The trial court found that but for its interpretation of Parker and Placer County it would have allowed total offset of prejudgment interest by possession value. This conclusion seems based upon a presumption affecting the burden of proof contained in Code of Civil Procedure section 1268.330, a presumption consistent with an inference flowing from treatment of interest as rent for the use of money. However, the parties in the trial court joined issue only on the question of the availability of any offset and not on its amount. Fairness now dictates that Emery be entitled to produce evidence to establish that possession value was less than prejudgment interest if such evidence there is. We hence remand the matter to the trial court for a hearing on this issue.
ATTORNEYS' FEES ON APPEAL
Emery recognizes that Holtz v. San Francisco Bay Area Rapid Transit Dist., supra, 17 Cal.3d 648, 658, 131 Cal.Rptr. 646, 552 P.2d 430 holds that attorneys' fees are not allowable for appeal of an inverse condemnation judgment. Emery asks us to create an exception to this proposition where the governmental agency knows of its liability before the inverse condemnation action is filed and nevertheless fails to institute eminent domain proceedings. The holding of Holtz is based upon its strict construction of then Code of Civil Procedure section 1246.3, the predecessor to current section 1036 allowing attorneys' fees at trial to a prevailing plaintiff in an inverse condemnation case. Creation of an exception to the rule of Holtz is a matter for our Supreme Court, not this court.
The portion of the judgment awarding damages and attorney's fees to appellant plaintiff is affirmed. That portion of the judgment awarding plaintiff prejudgment interest is reversed and remanded to the Superior Court for further proceedings consistent with section V of this opinion. Respondent Emery is entitled to costs (City of Los Angeles v. Ricards (1973) 10 Cal.3d 385, 110 Cal.Rptr. 489, 515 P.2d 585) but not attorneys' fees on this appeal.

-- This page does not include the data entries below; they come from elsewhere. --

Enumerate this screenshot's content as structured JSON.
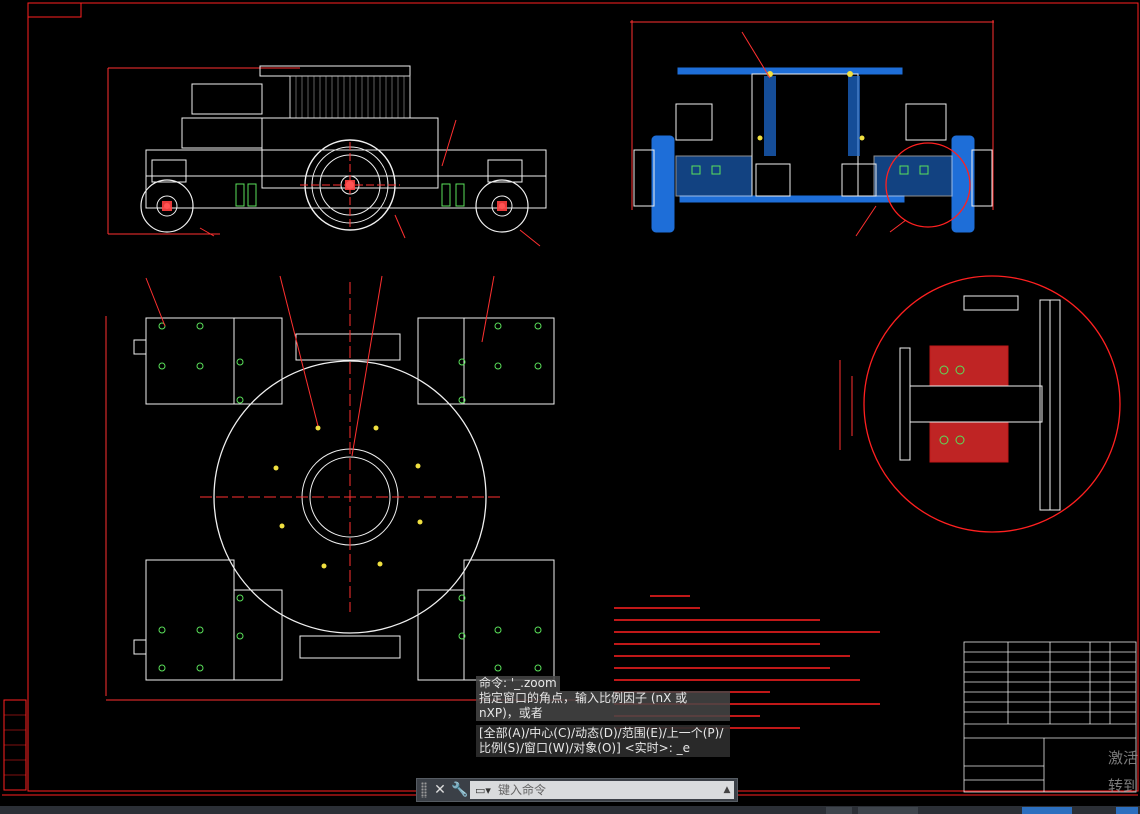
{
  "command_line": {
    "history": [
      "命令: '_.zoom",
      "指定窗口的角点，输入比例因子 (nX 或 nXP)，或者",
      "[全部(A)/中心(C)/动态(D)/范围(E)/上一个(P)/比例(S)/窗口(W)/对象(O)] <实时>: _e"
    ],
    "input_placeholder": "键入命令"
  },
  "watermark": {
    "line1": "激活",
    "line2": "转到"
  },
  "colors": {
    "background": "#000000",
    "frame_red": "#ff2020",
    "dimension_red": "#ff3030",
    "outline_white": "#f0f0f0",
    "part_blue": "#1e6ed8",
    "green_marks": "#5ae05a",
    "yellow_marks": "#f0e040"
  }
}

1. An appeal by Emery was dismissed on Emery's motion.
2. The actual physical damage to the Emery property necessary to establish the City's liability in inverse condemnation is admitted by the City's concession of liability in its opening brief. It is also established by the record. The 1983 landslide physically destroyed part of the property and there was further physical damage in the removal of lateral support to the Emery lot. (Holtz v. Superior Court (1970) 3 Cal.3d 296, 304, 90 Cal.Rptr. 345, 475 P.2d 441.)
THOMPSON, Associate Justice.** FN** Retired Justice of the Court of Appeal assigned by the Chairperson of the Judicial Council.
JOHNSON, Acting P.J., and FRED WOODS, J., concur.